- [Task to carry out] Please make sure what you return matches the listing below exactly, minus its pictures.
==== Stored data
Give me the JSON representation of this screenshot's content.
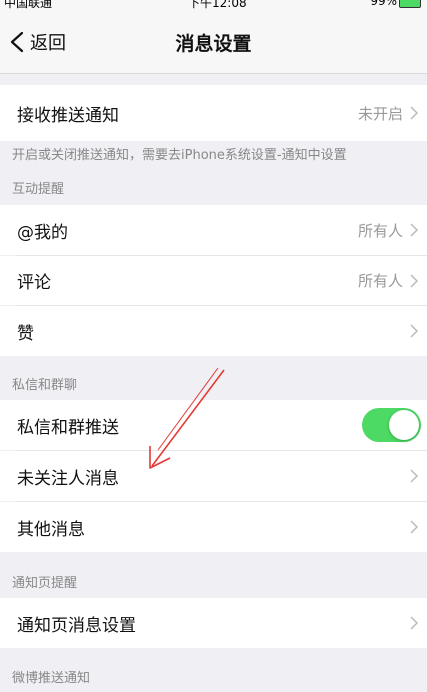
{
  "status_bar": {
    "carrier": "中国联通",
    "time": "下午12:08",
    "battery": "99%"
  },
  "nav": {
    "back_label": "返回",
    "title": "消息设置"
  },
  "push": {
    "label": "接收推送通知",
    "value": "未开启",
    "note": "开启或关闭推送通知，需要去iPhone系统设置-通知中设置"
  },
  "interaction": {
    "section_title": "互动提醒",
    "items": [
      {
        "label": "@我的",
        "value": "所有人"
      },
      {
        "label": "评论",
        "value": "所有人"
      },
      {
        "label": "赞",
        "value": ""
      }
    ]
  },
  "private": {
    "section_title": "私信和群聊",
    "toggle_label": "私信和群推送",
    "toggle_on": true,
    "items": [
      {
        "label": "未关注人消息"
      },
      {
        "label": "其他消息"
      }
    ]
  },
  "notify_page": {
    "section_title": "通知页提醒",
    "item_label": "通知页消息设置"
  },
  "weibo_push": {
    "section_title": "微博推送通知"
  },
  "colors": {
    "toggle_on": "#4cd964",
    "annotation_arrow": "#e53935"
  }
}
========
- [Answer]
Give me the JSON representation of this screenshot's content.
{
  "status_bar": {
    "carrier": "中国联通",
    "time": "下午12:08",
    "battery": "99%"
  },
  "nav": {
    "back_label": "返回",
    "title": "消息设置"
  },
  "push": {
    "label": "接收推送通知",
    "value": "未开启",
    "note": "开启或关闭推送通知，需要去iPhone系统设置-通知中设置"
  },
  "interaction": {
    "section_title": "互动提醒",
    "items": [
      {
        "label": "@我的",
        "value": "所有人"
      },
      {
        "label": "评论",
        "value": "所有人"
      },
      {
        "label": "赞",
        "value": ""
      }
    ]
  },
  "private": {
    "section_title": "私信和群聊",
    "toggle_label": "私信和群推送",
    "toggle_on": true,
    "items": [
      {
        "label": "未关注人消息"
      },
      {
        "label": "其他消息"
      }
    ]
  },
  "notify_page": {
    "section_title": "通知页提醒",
    "item_label": "通知页消息设置"
  },
  "weibo_push": {
    "section_title": "微博推送通知"
  },
  "colors": {
    "toggle_on": "#4cd964",
    "annotation_arrow": "#e53935"
  }
}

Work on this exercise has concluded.